*YOUR ASSIGNMENT*: Please return each entry exactly as it appears, but not the pictures.

[Dataset rows for apps and sites]

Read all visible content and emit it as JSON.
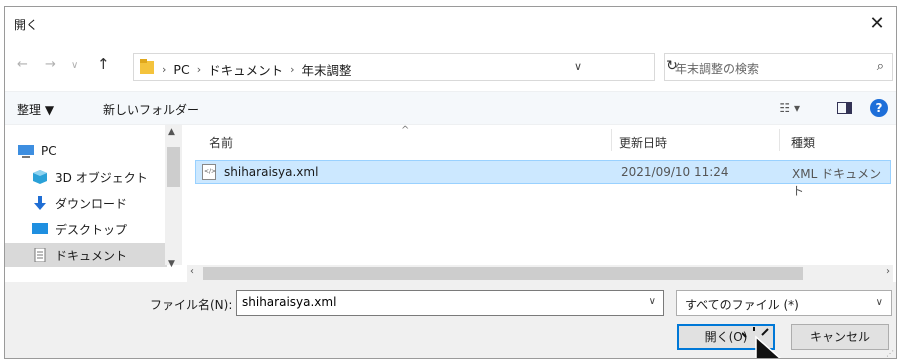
{
  "window": {
    "title": "開く",
    "close_icon": "close-icon"
  },
  "address": {
    "crumbs": [
      "PC",
      "ドキュメント",
      "年末調整"
    ],
    "search_placeholder": "年末調整の検索"
  },
  "toolbar": {
    "organize": "整理 ▼",
    "new_folder": "新しいフォルダー",
    "view_icon": "view-options-icon",
    "help": "?"
  },
  "nav": {
    "items": [
      {
        "label": "PC",
        "icon": "computer-icon",
        "color": "#3d8ee0"
      },
      {
        "label": "3D オブジェクト",
        "icon": "cube-icon",
        "color": "#2aa1d8"
      },
      {
        "label": "ダウンロード",
        "icon": "download-icon",
        "color": "#1f6ed4"
      },
      {
        "label": "デスクトップ",
        "icon": "desktop-icon",
        "color": "#1f8fe0"
      },
      {
        "label": "ドキュメント",
        "icon": "document-icon",
        "color": "#777777"
      }
    ],
    "selected": "ドキュメント"
  },
  "list": {
    "columns": [
      "名前",
      "更新日時",
      "種類"
    ],
    "rows": [
      {
        "name": "shiharaisya.xml",
        "modified": "2021/09/10 11:24",
        "type": "XML ドキュメント"
      }
    ]
  },
  "footer": {
    "filename_label": "ファイル名(N):",
    "filename_value": "shiharaisya.xml",
    "filetype": "すべてのファイル (*)",
    "open_label": "開く(O)",
    "cancel_label": "キャンセル"
  },
  "colors": {
    "accent": "#0078d7",
    "selection": "#cce8ff"
  }
}
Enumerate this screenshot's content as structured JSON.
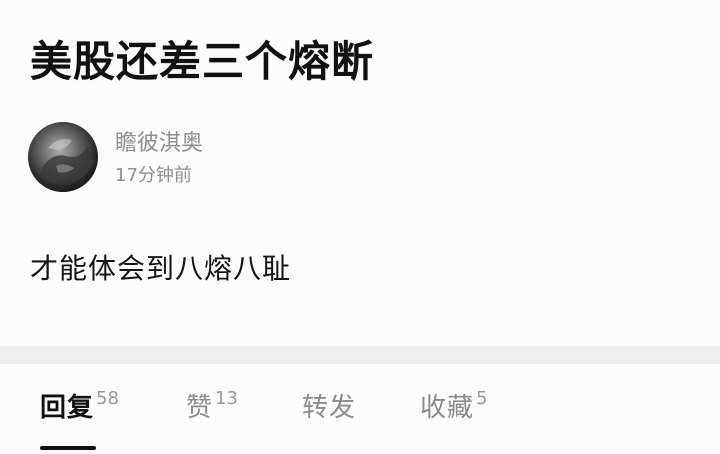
{
  "post": {
    "title": "美股还差三个熔断",
    "author": {
      "name": "瞻彼淇奥",
      "time": "17分钟前"
    },
    "body": "才能体会到八熔八耻"
  },
  "tabs": [
    {
      "label": "回复",
      "count": "58",
      "active": true
    },
    {
      "label": "赞",
      "count": "13",
      "active": false
    },
    {
      "label": "转发",
      "count": "",
      "active": false
    },
    {
      "label": "收藏",
      "count": "5",
      "active": false
    }
  ]
}
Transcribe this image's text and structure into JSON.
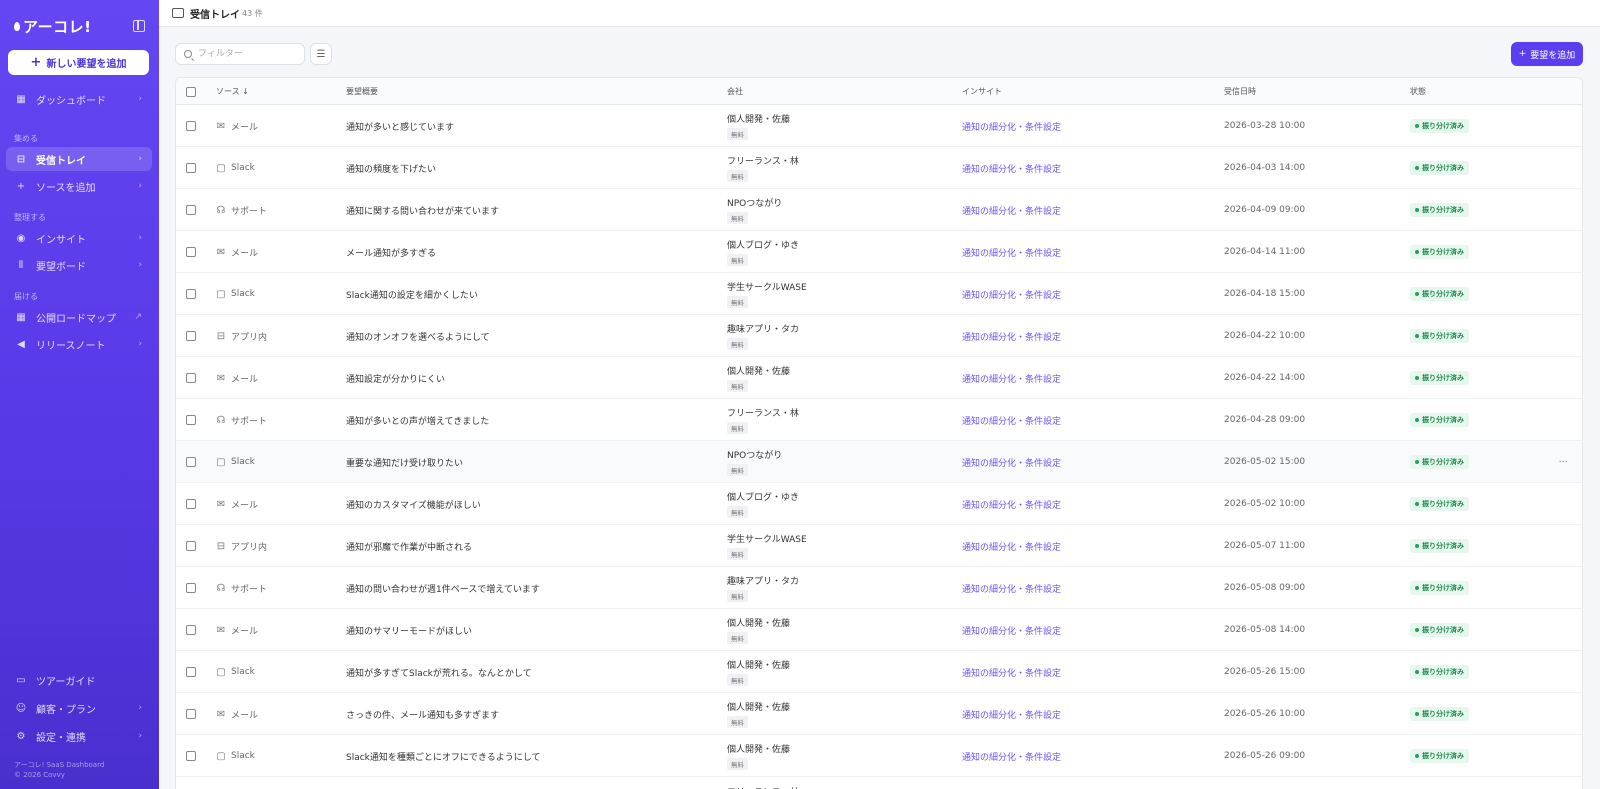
{
  "sidebar": {
    "logo": "アーコレ!",
    "new_button": "新しい要望を追加",
    "dashboard": "ダッシュボード",
    "section_collect": "集める",
    "inbox": "受信トレイ",
    "add_source": "ソースを追加",
    "section_organize": "整理する",
    "insight": "インサイト",
    "board": "要望ボード",
    "section_deliver": "届ける",
    "roadmap": "公開ロードマップ",
    "release_notes": "リリースノート",
    "tour_guide": "ツアーガイド",
    "customers": "顧客・プラン",
    "settings": "設定・連携",
    "footer_line1": "アーコレ! SaaS Dashboard",
    "footer_line2": "© 2026 Covvy"
  },
  "header": {
    "title": "受信トレイ",
    "count": "43 件"
  },
  "toolbar": {
    "filter_placeholder": "フィルター",
    "add_button": "要望を追加"
  },
  "table": {
    "columns": {
      "source": "ソース ↓",
      "summary": "要望概要",
      "company": "会社",
      "insight": "インサイト",
      "date": "受信日時",
      "status": "状態"
    },
    "rows": [
      {
        "source": "メール",
        "icon": "mail",
        "summary": "通知が多いと感じています",
        "company": "個人開発・佐藤",
        "plan": "無料",
        "insight": "通知の細分化・条件設定",
        "date": "2026-03-28 10:00",
        "status": "振り分け済み"
      },
      {
        "source": "Slack",
        "icon": "chat",
        "summary": "通知の頻度を下げたい",
        "company": "フリーランス・林",
        "plan": "無料",
        "insight": "通知の細分化・条件設定",
        "date": "2026-04-03 14:00",
        "status": "振り分け済み"
      },
      {
        "source": "サポート",
        "icon": "headset",
        "summary": "通知に関する問い合わせが来ています",
        "company": "NPOつながり",
        "plan": "無料",
        "insight": "通知の細分化・条件設定",
        "date": "2026-04-09 09:00",
        "status": "振り分け済み"
      },
      {
        "source": "メール",
        "icon": "mail",
        "summary": "メール通知が多すぎる",
        "company": "個人ブログ・ゆき",
        "plan": "無料",
        "insight": "通知の細分化・条件設定",
        "date": "2026-04-14 11:00",
        "status": "振り分け済み"
      },
      {
        "source": "Slack",
        "icon": "chat",
        "summary": "Slack通知の設定を細かくしたい",
        "company": "学生サークルWASE",
        "plan": "無料",
        "insight": "通知の細分化・条件設定",
        "date": "2026-04-18 15:00",
        "status": "振り分け済み"
      },
      {
        "source": "アプリ内",
        "icon": "inbox",
        "summary": "通知のオンオフを選べるようにして",
        "company": "趣味アプリ・タカ",
        "plan": "無料",
        "insight": "通知の細分化・条件設定",
        "date": "2026-04-22 10:00",
        "status": "振り分け済み"
      },
      {
        "source": "メール",
        "icon": "mail",
        "summary": "通知設定が分かりにくい",
        "company": "個人開発・佐藤",
        "plan": "無料",
        "insight": "通知の細分化・条件設定",
        "date": "2026-04-22 14:00",
        "status": "振り分け済み"
      },
      {
        "source": "サポート",
        "icon": "headset",
        "summary": "通知が多いとの声が増えてきました",
        "company": "フリーランス・林",
        "plan": "無料",
        "insight": "通知の細分化・条件設定",
        "date": "2026-04-28 09:00",
        "status": "振り分け済み"
      },
      {
        "source": "Slack",
        "icon": "chat",
        "summary": "重要な通知だけ受け取りたい",
        "company": "NPOつながり",
        "plan": "無料",
        "insight": "通知の細分化・条件設定",
        "date": "2026-05-02 15:00",
        "status": "振り分け済み"
      },
      {
        "source": "メール",
        "icon": "mail",
        "summary": "通知のカスタマイズ機能がほしい",
        "company": "個人ブログ・ゆき",
        "plan": "無料",
        "insight": "通知の細分化・条件設定",
        "date": "2026-05-02 10:00",
        "status": "振り分け済み"
      },
      {
        "source": "アプリ内",
        "icon": "inbox",
        "summary": "通知が邪魔で作業が中断される",
        "company": "学生サークルWASE",
        "plan": "無料",
        "insight": "通知の細分化・条件設定",
        "date": "2026-05-07 11:00",
        "status": "振り分け済み"
      },
      {
        "source": "サポート",
        "icon": "headset",
        "summary": "通知の問い合わせが週1件ペースで増えています",
        "company": "趣味アプリ・タカ",
        "plan": "無料",
        "insight": "通知の細分化・条件設定",
        "date": "2026-05-08 09:00",
        "status": "振り分け済み"
      },
      {
        "source": "メール",
        "icon": "mail",
        "summary": "通知のサマリーモードがほしい",
        "company": "個人開発・佐藤",
        "plan": "無料",
        "insight": "通知の細分化・条件設定",
        "date": "2026-05-08 14:00",
        "status": "振り分け済み"
      },
      {
        "source": "Slack",
        "icon": "chat",
        "summary": "通知が多すぎてSlackが荒れる。なんとかして",
        "company": "個人開発・佐藤",
        "plan": "無料",
        "insight": "通知の細分化・条件設定",
        "date": "2026-05-26 15:00",
        "status": "振り分け済み"
      },
      {
        "source": "メール",
        "icon": "mail",
        "summary": "さっきの件、メール通知も多すぎます",
        "company": "個人開発・佐藤",
        "plan": "無料",
        "insight": "通知の細分化・条件設定",
        "date": "2026-05-26 10:00",
        "status": "振り分け済み"
      },
      {
        "source": "Slack",
        "icon": "chat",
        "summary": "Slack通知を種類ごとにオフにできるようにして",
        "company": "個人開発・佐藤",
        "plan": "無料",
        "insight": "通知の細分化・条件設定",
        "date": "2026-05-26 09:00",
        "status": "振り分け済み"
      },
      {
        "source": "",
        "icon": "",
        "summary": "",
        "company": "フリーランス・林",
        "plan": "",
        "insight": "",
        "date": "",
        "status": ""
      }
    ]
  }
}
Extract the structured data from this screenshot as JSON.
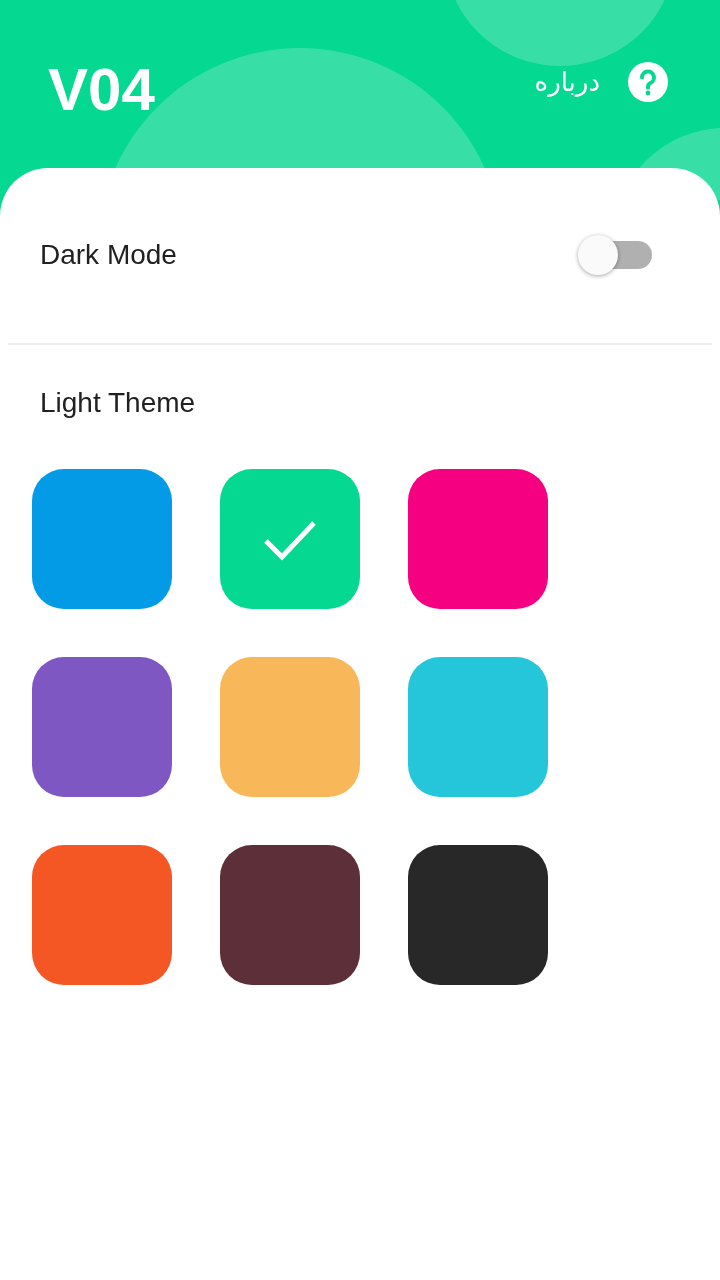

*RESPONSE BOX*:
Read all visible content and emit it as JSON.
{
  "window": {
    "title": "開く",
    "close_icon": "close-icon"
  },
  "address": {
    "crumbs": [
      "PC",
      "ドキュメント",
      "年末調整"
    ],
    "search_placeholder": "年末調整の検索"
  },
  "toolbar": {
    "organize": "整理 ▼",
    "new_folder": "新しいフォルダー",
    "view_icon": "view-options-icon",
    "help": "?"
  },
  "nav": {
    "items": [
      {
        "label": "PC",
        "icon": "computer-icon",
        "color": "#3d8ee0"
      },
      {
        "label": "3D オブジェクト",
        "icon": "cube-icon",
        "color": "#2aa1d8"
      },
      {
        "label": "ダウンロード",
        "icon": "download-icon",
        "color": "#1f6ed4"
      },
      {
        "label": "デスクトップ",
        "icon": "desktop-icon",
        "color": "#1f8fe0"
      },
      {
        "label": "ドキュメント",
        "icon": "document-icon",
        "color": "#777777"
      }
    ],
    "selected": "ドキュメント"
  },
  "list": {
    "columns": [
      "名前",
      "更新日時",
      "種類"
    ],
    "rows": [
      {
        "name": "shiharaisya.xml",
        "modified": "2021/09/10 11:24",
        "type": "XML ドキュメント"
      }
    ]
  },
  "footer": {
    "filename_label": "ファイル名(N):",
    "filename_value": "shiharaisya.xml",
    "filetype": "すべてのファイル (*)",
    "open_label": "開く(O)",
    "cancel_label": "キャンセル"
  },
  "colors": {
    "accent": "#0078d7",
    "selection": "#cce8ff"
  }
}
Enumerate this screenshot's content as structured JSON.
{
  "post": {
    "title": "美股还差三个熔断",
    "author": {
      "name": "瞻彼淇奥",
      "time": "17分钟前"
    },
    "body": "才能体会到八熔八耻"
  },
  "tabs": [
    {
      "label": "回复",
      "count": "58",
      "active": true
    },
    {
      "label": "赞",
      "count": "13",
      "active": false
    },
    {
      "label": "转发",
      "count": "",
      "active": false
    },
    {
      "label": "收藏",
      "count": "5",
      "active": false
    }
  ]
}
Transcribe this image's text and structure into JSON.
{
  "sidebar": {
    "logo": "アーコレ!",
    "new_button": "新しい要望を追加",
    "dashboard": "ダッシュボード",
    "section_collect": "集める",
    "inbox": "受信トレイ",
    "add_source": "ソースを追加",
    "section_organize": "整理する",
    "insight": "インサイト",
    "board": "要望ボード",
    "section_deliver": "届ける",
    "roadmap": "公開ロードマップ",
    "release_notes": "リリースノート",
    "tour_guide": "ツアーガイド",
    "customers": "顧客・プラン",
    "settings": "設定・連携",
    "footer_line1": "アーコレ! SaaS Dashboard",
    "footer_line2": "© 2026 Covvy"
  },
  "header": {
    "title": "受信トレイ",
    "count": "43 件"
  },
  "toolbar": {
    "filter_placeholder": "フィルター",
    "add_button": "要望を追加"
  },
  "table": {
    "columns": {
      "source": "ソース ↓",
      "summary": "要望概要",
      "company": "会社",
      "insight": "インサイト",
      "date": "受信日時",
      "status": "状態"
    },
    "rows": [
      {
        "source": "メール",
        "icon": "mail",
        "summary": "通知が多いと感じています",
        "company": "個人開発・佐藤",
        "plan": "無料",
        "insight": "通知の細分化・条件設定",
        "date": "2026-03-28 10:00",
        "status": "振り分け済み"
      },
      {
        "source": "Slack",
        "icon": "chat",
        "summary": "通知の頻度を下げたい",
        "company": "フリーランス・林",
        "plan": "無料",
        "insight": "通知の細分化・条件設定",
        "date": "2026-04-03 14:00",
        "status": "振り分け済み"
      },
      {
        "source": "サポート",
        "icon": "headset",
        "summary": "通知に関する問い合わせが来ています",
        "company": "NPOつながり",
        "plan": "無料",
        "insight": "通知の細分化・条件設定",
        "date": "2026-04-09 09:00",
        "status": "振り分け済み"
      },
      {
        "source": "メール",
        "icon": "mail",
        "summary": "メール通知が多すぎる",
        "company": "個人ブログ・ゆき",
        "plan": "無料",
        "insight": "通知の細分化・条件設定",
        "date": "2026-04-14 11:00",
        "status": "振り分け済み"
      },
      {
        "source": "Slack",
        "icon": "chat",
        "summary": "Slack通知の設定を細かくしたい",
        "company": "学生サークルWASE",
        "plan": "無料",
        "insight": "通知の細分化・条件設定",
        "date": "2026-04-18 15:00",
        "status": "振り分け済み"
      },
      {
        "source": "アプリ内",
        "icon": "inbox",
        "summary": "通知のオンオフを選べるようにして",
        "company": "趣味アプリ・タカ",
        "plan": "無料",
        "insight": "通知の細分化・条件設定",
        "date": "2026-04-22 10:00",
        "status": "振り分け済み"
      },
      {
        "source": "メール",
        "icon": "mail",
        "summary": "通知設定が分かりにくい",
        "company": "個人開発・佐藤",
        "plan": "無料",
        "insight": "通知の細分化・条件設定",
        "date": "2026-04-22 14:00",
        "status": "振り分け済み"
      },
      {
        "source": "サポート",
        "icon": "headset",
        "summary": "通知が多いとの声が増えてきました",
        "company": "フリーランス・林",
        "plan": "無料",
        "insight": "通知の細分化・条件設定",
        "date": "2026-04-28 09:00",
        "status": "振り分け済み"
      },
      {
        "source": "Slack",
        "icon": "chat",
        "summary": "重要な通知だけ受け取りたい",
        "company": "NPOつながり",
        "plan": "無料",
        "insight": "通知の細分化・条件設定",
        "date": "2026-05-02 15:00",
        "status": "振り分け済み"
      },
      {
        "source": "メール",
        "icon": "mail",
        "summary": "通知のカスタマイズ機能がほしい",
        "company": "個人ブログ・ゆき",
        "plan": "無料",
        "insight": "通知の細分化・条件設定",
        "date": "2026-05-02 10:00",
        "status": "振り分け済み"
      },
      {
        "source": "アプリ内",
        "icon": "inbox",
        "summary": "通知が邪魔で作業が中断される",
        "company": "学生サークルWASE",
        "plan": "無料",
        "insight": "通知の細分化・条件設定",
        "date": "2026-05-07 11:00",
        "status": "振り分け済み"
      },
      {
        "source": "サポート",
        "icon": "headset",
        "summary": "通知の問い合わせが週1件ペースで増えています",
        "company": "趣味アプリ・タカ",
        "plan": "無料",
        "insight": "通知の細分化・条件設定",
        "date": "2026-05-08 09:00",
        "status": "振り分け済み"
      },
      {
        "source": "メール",
        "icon": "mail",
        "summary": "通知のサマリーモードがほしい",
        "company": "個人開発・佐藤",
        "plan": "無料",
        "insight": "通知の細分化・条件設定",
        "date": "2026-05-08 14:00",
        "status": "振り分け済み"
      },
      {
        "source": "Slack",
        "icon": "chat",
        "summary": "通知が多すぎてSlackが荒れる。なんとかして",
        "company": "個人開発・佐藤",
        "plan": "無料",
        "insight": "通知の細分化・条件設定",
        "date": "2026-05-26 15:00",
        "status": "振り分け済み"
      },
      {
        "source": "メール",
        "icon": "mail",
        "summary": "さっきの件、メール通知も多すぎます",
        "company": "個人開発・佐藤",
        "plan": "無料",
        "insight": "通知の細分化・条件設定",
        "date": "2026-05-26 10:00",
        "status": "振り分け済み"
      },
      {
        "source": "Slack",
        "icon": "chat",
        "summary": "Slack通知を種類ごとにオフにできるようにして",
        "company": "個人開発・佐藤",
        "plan": "無料",
        "insight": "通知の細分化・条件設定",
        "date": "2026-05-26 09:00",
        "status": "振り分け済み"
      },
      {
        "source": "",
        "icon": "",
        "summary": "",
        "company": "フリーランス・林",
        "plan": "",
        "insight": "",
        "date": "",
        "status": ""
      }
    ]
  }
}
Extract the structured data from this screenshot as JSON.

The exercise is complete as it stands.